902.826.1933
cat-services

Cat Neutering and Spaying

Spaying and neutering are important for the well-being of your cat. There are many health benefits of these procedures but one of the most important is to not contribute to the cat overpopulation problem.

What is spaying or neutering?


The term “spaying” refers to the surgical excision of the ovaries and uterus from a female cat (an ovariohysterectomy). The term “neutering” refers to surgical excision of the testicles from a male cate (castration)

When should I neuter/spay my cat?


We recommend spay and neutering at six months of age.

What is the procedure to spay/neuter a cat?


Both procedures, though different, require a general anesthetic. They are day procedures where you drop your cat off in the morning to one of our Registered Veterinary Technicians for admittance. Our RVT’s will then discuss pre-anesthetic blood work, microchip implantation and the surgical procedure. Once all questions have been answered we will admit your cat into our dedicated cat ward. Once we have the pre-anesthetic bloodwork results a physical exam is completed, and they are sedated. We will then induce general anesthetic and for males, remove the testicles. For females, once the IV catheter is placed, and general anesthesia induced we shave and surgically prep the abdomen. The Veterinarian will then open the abdomen to remove both ovaries and the uterus, ligate all vessels and close the abdominal incision. Sometimes there will be skin sutures, and sometimes there will not be. We recheck all surgical patients 10 – 14 days after surgery. Both males and females recover in an area where we can watch them and monitor the patient after surgery. We use external heating devices to help keep patients warm and comfortable after surgery. Patients are given pain medication in the hospital. We also dispense some take-home pain medications for owners to administer.

Dr Chris MacDonald is a wonderful veterinarian.
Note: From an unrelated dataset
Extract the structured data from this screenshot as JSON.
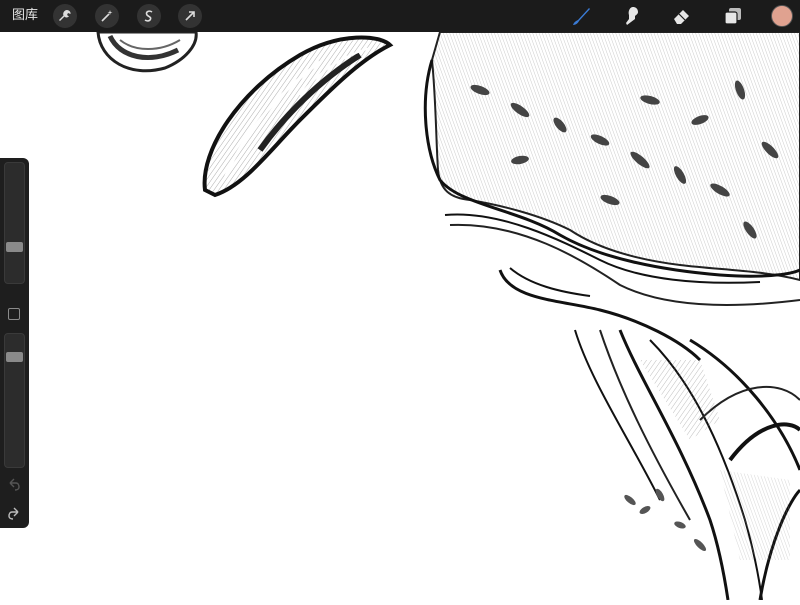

He has been our go-to veterinarian for 20 years. This week,…

Andrew Boyles

IT'S THREE FOR THREE! Today we made our third visit to Westwood and I'm still coming away ever so impressed.…

Sue Mcneil

I have been going to Westwood Hills Veterinary Hospital for years with my dogs. I love them! I…

Kj H

Once again, we have had a wonderful experience with Westwood Hills Veterinary services. Dr. Rob Doucette did extensive oral surgery…

Brian Mackie

Woof! I have been taking my pets to Pet Focus\Westwood Hills since 1995 when I moved to the area.…

Andrea Christ

Blog

The Importance of Microchipping Your Pet

Pets can get lost which can be a traumatic and possibly tragic event.  It’s important to have a collar and ID tag, but these are not foolproof.  Collars can break or fall off leaving your pet unidentifiable. This can be prevented with the use of a microchip. As noted in the Dartmouth Tribune in April 2017: A pet is lost every seven seconds One in three pets will go missing in their lifetime Only 2 percent of lost cats and 17 percent of lost dogs with ID return home When a pet gets lost, they are 20 times more likely to make their way back home when they have a microchip

Read More
See All Articles